Have you ever seen an Italian pizza maker flatten his pizza dough and at some point spin it above his head? I’ve always wanted to do that. Now, here’s your chance, although without the messy dough…
This next task is extremely difficult to achieve a perfect result. It will take extra-ordinary levels of focus, coordination and teamwork to make it happen. Are you up for the task?…
Reflection Tips & Strategies
Coupled with one or more reflection strategies, here are some sample questions you could use to process your group’s experience after playing this difficult problem-solving exercise:
What did you notice during the exercise?
What were the most difficult/challenging aspects of this exercise?
How would you describe the process your group took to complete the task?
What would you do differently next time?
Would you describe your efforts/results as successful? Why or why not?
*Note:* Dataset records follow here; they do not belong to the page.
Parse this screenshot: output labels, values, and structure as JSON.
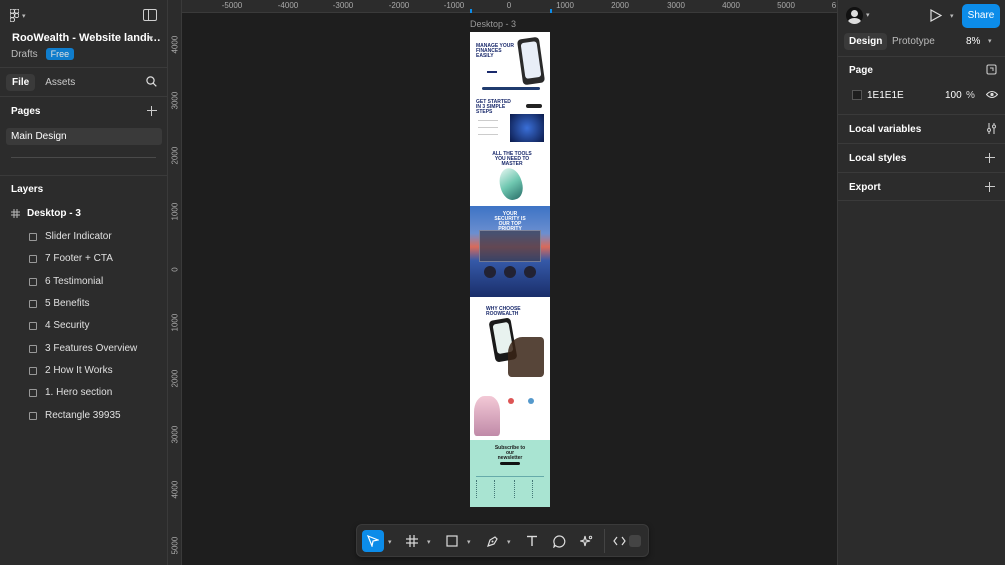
{
  "left_panel": {
    "file_title": "RooWealth - Website landi…",
    "file_location": "Drafts",
    "plan_badge": "Free",
    "tabs": [
      "File",
      "Assets"
    ],
    "pages_heading": "Pages",
    "pages": [
      "Main Design"
    ],
    "layers_heading": "Layers",
    "root_layer": "Desktop - 3",
    "layers": [
      "Slider Indicator",
      "7 Footer + CTA",
      "6 Testimonial",
      "5 Benefits",
      "4 Security",
      "3 Features Overview",
      "2 How It Works",
      "1. Hero section",
      "Rectangle 39935"
    ]
  },
  "canvas": {
    "frame_label": "Desktop - 3",
    "ruler_top": [
      "-5000",
      "-4000",
      "-3000",
      "-2000",
      "-1000",
      "0",
      "1000",
      "2000",
      "3000",
      "4000",
      "5000",
      "6"
    ],
    "ruler_left": [
      "4000",
      "3000",
      "2000",
      "1000",
      "0",
      "1000",
      "2000",
      "3000",
      "4000",
      "5000"
    ],
    "frame_text": {
      "hero": "MANAGE YOUR FINANCES EASILY",
      "steps": "GET STARTED IN 3 SIMPLE STEPS",
      "tools": "ALL THE TOOLS YOU NEED TO MASTER",
      "security": "YOUR SECURITY IS OUR TOP PRIORITY",
      "why": "WHY CHOOSE ROOWEALTH",
      "newsletter": "Subscribe to our newsletter"
    }
  },
  "toolbar": {
    "tools": [
      "move-tool",
      "frame-tool",
      "shape-tool",
      "pen-tool",
      "text-tool",
      "comment-tool",
      "actions-tool",
      "dev-mode-toggle"
    ]
  },
  "right_panel": {
    "share_label": "Share",
    "tabs": [
      "Design",
      "Prototype"
    ],
    "zoom": "8%",
    "page_heading": "Page",
    "page_color": "1E1E1E",
    "page_opacity": "100",
    "percent_sign": "%",
    "sections": [
      "Local variables",
      "Local styles",
      "Export"
    ]
  },
  "help_label": "?",
  "colors": {
    "accent": "#0c8ce9",
    "panel_bg": "#2c2c2c",
    "canvas_bg": "#1e1e1e"
  }
}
The inspiration for Pizza Toss, and many more fun team-building activities involving rope, was sourced from the following publication: